It is good idea to assemble all parts on breadboard to test it and debug. Sometimes non-original Arduino boards from china came corrupted.
I’ve assembled Arduino and small components on prototype board. Then I placed all parts on bent piece of acrylic glass.
Put 2 jumpers on ENA and ENB pins on motor driver board. This allows you to use 5v stepper motor.
Step 6: Code
Github link: https://github.com/VitaliiUspalenko/Turntable_v1....
Top part of code has some noticeable initial settings:
#define photoCount 32 //default number of photos
Stepper motor have 2048 steps per full revolution. For 32 photos, one turn equals 11.25 degrees, which is enough in most cases(IMO). To figure out number of steps for one turn, round function used:
step_count = round(2048/pCount);
This means, that every turn won’t be precise in some cases. For example, if we set numbers of photos to 48, one turn will be round(42.66) = 43. So, final position of stepper motor will be — 2064 (16 steps more). This is not critical for photogrammetry purposes, but if you need to be 100% precise, use 8-16-32-64-128-256 photos.

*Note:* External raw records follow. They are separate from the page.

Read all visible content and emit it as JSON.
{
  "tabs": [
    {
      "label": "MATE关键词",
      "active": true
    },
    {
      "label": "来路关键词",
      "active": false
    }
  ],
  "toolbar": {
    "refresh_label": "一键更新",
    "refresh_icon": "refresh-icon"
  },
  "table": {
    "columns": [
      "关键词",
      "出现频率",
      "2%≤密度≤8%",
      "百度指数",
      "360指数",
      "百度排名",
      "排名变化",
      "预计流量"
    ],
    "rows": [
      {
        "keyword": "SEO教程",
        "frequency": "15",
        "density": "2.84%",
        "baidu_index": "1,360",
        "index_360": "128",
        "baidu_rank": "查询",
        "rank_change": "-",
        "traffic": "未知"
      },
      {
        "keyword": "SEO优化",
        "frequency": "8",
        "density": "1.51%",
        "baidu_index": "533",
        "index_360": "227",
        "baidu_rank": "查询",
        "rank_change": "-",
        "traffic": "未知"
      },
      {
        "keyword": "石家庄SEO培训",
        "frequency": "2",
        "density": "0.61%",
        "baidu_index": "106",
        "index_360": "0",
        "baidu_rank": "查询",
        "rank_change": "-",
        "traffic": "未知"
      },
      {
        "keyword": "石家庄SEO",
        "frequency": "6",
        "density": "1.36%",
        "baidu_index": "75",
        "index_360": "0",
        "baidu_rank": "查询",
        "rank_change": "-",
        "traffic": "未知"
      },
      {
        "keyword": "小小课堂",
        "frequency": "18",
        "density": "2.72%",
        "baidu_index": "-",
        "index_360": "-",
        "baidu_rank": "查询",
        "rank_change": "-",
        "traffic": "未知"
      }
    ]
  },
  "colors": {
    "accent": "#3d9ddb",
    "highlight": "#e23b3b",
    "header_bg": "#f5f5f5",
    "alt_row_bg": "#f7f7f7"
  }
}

#define focusDelay 1200 //holding focus button (ms)
Here you can assign focus button hold delay, allowing your camera enough time to focus. For my Nikon D5300 with 35mm prime lens 1200ms is enough.
#define shootDelay 700 //holding shoot button (ms)
This value defines how long shutter button being pressed.
#define releaseDelay 500 //delay after shoot button release (ms)
When you want to use long exposure, increase releaseDelay value.
Step 7: Operation
Default number of photos is hardcoded into firmware. But you can change it, using terminal connection. Just connect Arduino board and PC with USB cable and establish terminal connection.
Connect Arduino board and PC, find corresponding COM port in Device manager.
For PC use PuTTY, it works well on Win10. For my Android phone I use Serial USB Terminal.
After successful connection, you can change number of photos and see current status. Type “+”, and it will increase numbers of photos by 1. “-” - decrease by 1. I use my android smartphone and OTG cable — it works well! After power off, photo count resets to default.
There is some kind of bug with chinese Arduino Nanos — when you power on Arduino without USB connection, sometimes it won’t start. That’s why I made external reset button for Arduino(HARD RESET). After pressing it, everything works well. This bug appears on boards with CH340 chip.
To start shooting process, set “mode” switch to AUTO and press START button. If you want to stop shooting process, set “mode” switch to HOLD. After that, you can resume shooting process by setting “mode” switch to AUTO, or reset process by pressing RESET. When mode switch is on HOLD, you can make a photo by pressing START button. This action makes photo without increasing photo count variable.
Step 8: Improvement
- Build large (40-50cm diameter) table with lazy susan ball bearing (like this one — http://bit.ly/2wIWVdV)
- Get more powerful stepper, such as NEMA 17 and driver — TMC2208 or DRV8825.
- Design and print reductor for extra high precision.
- Use LCD screen and rotary encoder, like in most 3d printers.
Sometimes my camera can not focus properly, usually when distance between camera and target lower than minimal focus distance, or when surface on the target too flat and has no noticeable details. This problem can be solved by using hot shoe camera adapter (like this one: http://bit.ly/2zrpwr2 , sync cable: http://bit.ly/2zrpwr2 to detect whether or not camera makes shot. Every time shutter opens to take a shot, camera shorts 2 contacts on hot shoe (central and common) to trigger external flash. We need to connect this 2 wires to Arduino just like external button and detect situation, when camera do not let shutter to open. If this happens, Arduino should make another take to focus and shoot, or pause operation and wait an action from user.
I hope this article was helpful for you. If you have any questions, feel free to contact me.